* _EXTRACTED DATA_
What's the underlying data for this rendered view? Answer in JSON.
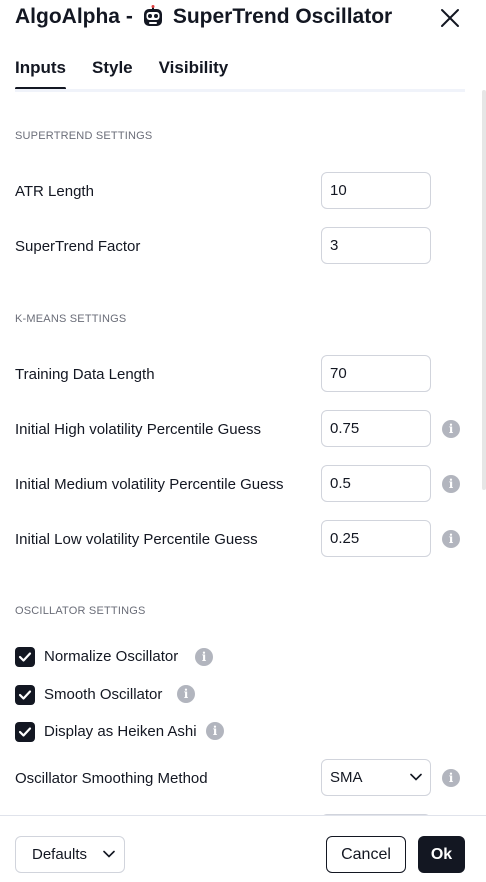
{
  "dialog": {
    "title_prefix": "AlgoAlpha -",
    "title_main": "SuperTrend Oscillator"
  },
  "tabs": [
    {
      "label": "Inputs",
      "active": true
    },
    {
      "label": "Style",
      "active": false
    },
    {
      "label": "Visibility",
      "active": false
    }
  ],
  "sections": {
    "supertrend": "SUPERTREND SETTINGS",
    "kmeans": "K-MEANS SETTINGS",
    "oscillator": "OSCILLATOR SETTINGS"
  },
  "fields": {
    "atr_length": {
      "label": "ATR Length",
      "value": "10"
    },
    "supertrend_factor": {
      "label": "SuperTrend Factor",
      "value": "3"
    },
    "training_length": {
      "label": "Training Data Length",
      "value": "70"
    },
    "high_vol": {
      "label": "Initial High volatility Percentile Guess",
      "value": "0.75"
    },
    "medium_vol": {
      "label": "Initial Medium volatility Percentile Guess",
      "value": "0.5"
    },
    "low_vol": {
      "label": "Initial Low volatility Percentile Guess",
      "value": "0.25"
    }
  },
  "checkboxes": {
    "normalize": {
      "label": "Normalize Oscillator",
      "checked": true
    },
    "smooth": {
      "label": "Smooth Oscillator",
      "checked": true
    },
    "heiken": {
      "label": "Display as Heiken Ashi",
      "checked": true
    }
  },
  "smoothing_method": {
    "label": "Oscillator Smoothing Method",
    "selected": "SMA"
  },
  "info_glyph": "i",
  "footer": {
    "defaults_label": "Defaults",
    "cancel_label": "Cancel",
    "ok_label": "Ok"
  },
  "colors": {
    "text": "#131722",
    "accent_dark": "#131722",
    "info_icon": "#b2b5be",
    "border": "#d1d4dc",
    "section_text": "#6a6d78"
  }
}
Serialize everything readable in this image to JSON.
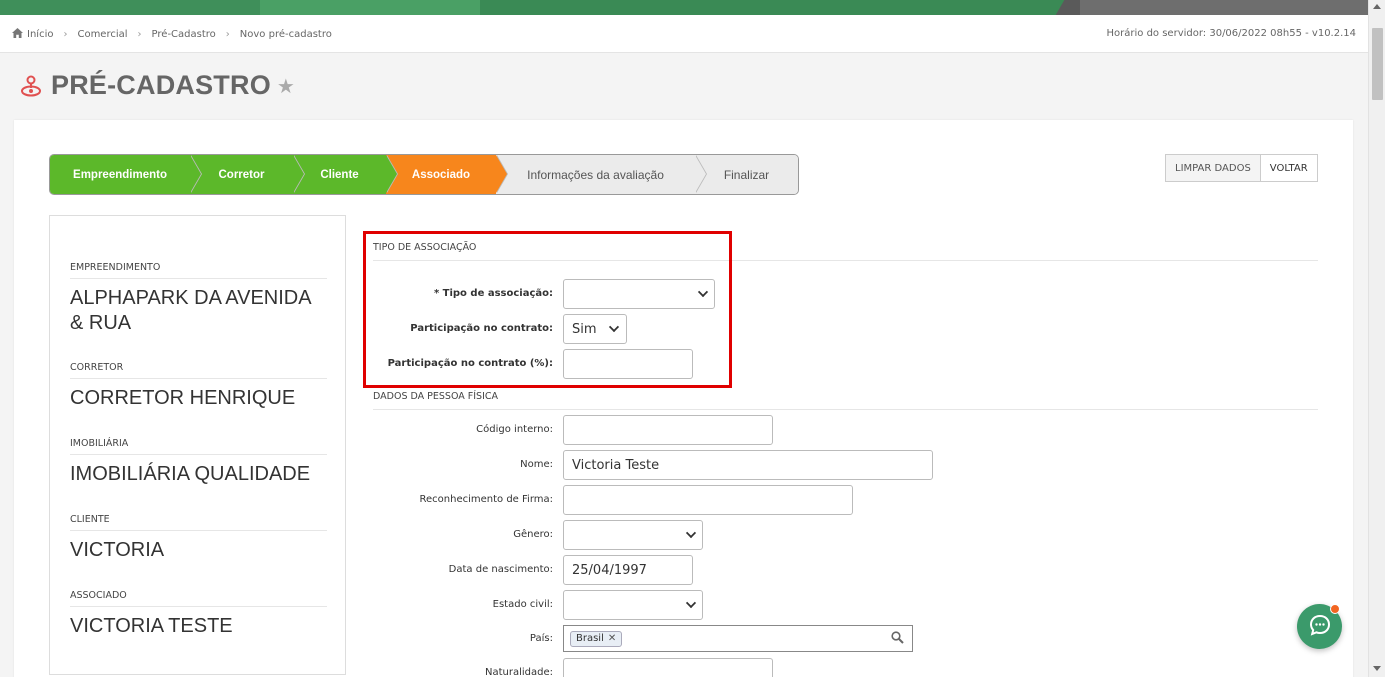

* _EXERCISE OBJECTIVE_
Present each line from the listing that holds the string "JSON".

* _SOLUTION TO THIS PROBLEM_
What's the underlying data for this rendered view? Answer in JSON.
Serialize everything readable in this image to JSON.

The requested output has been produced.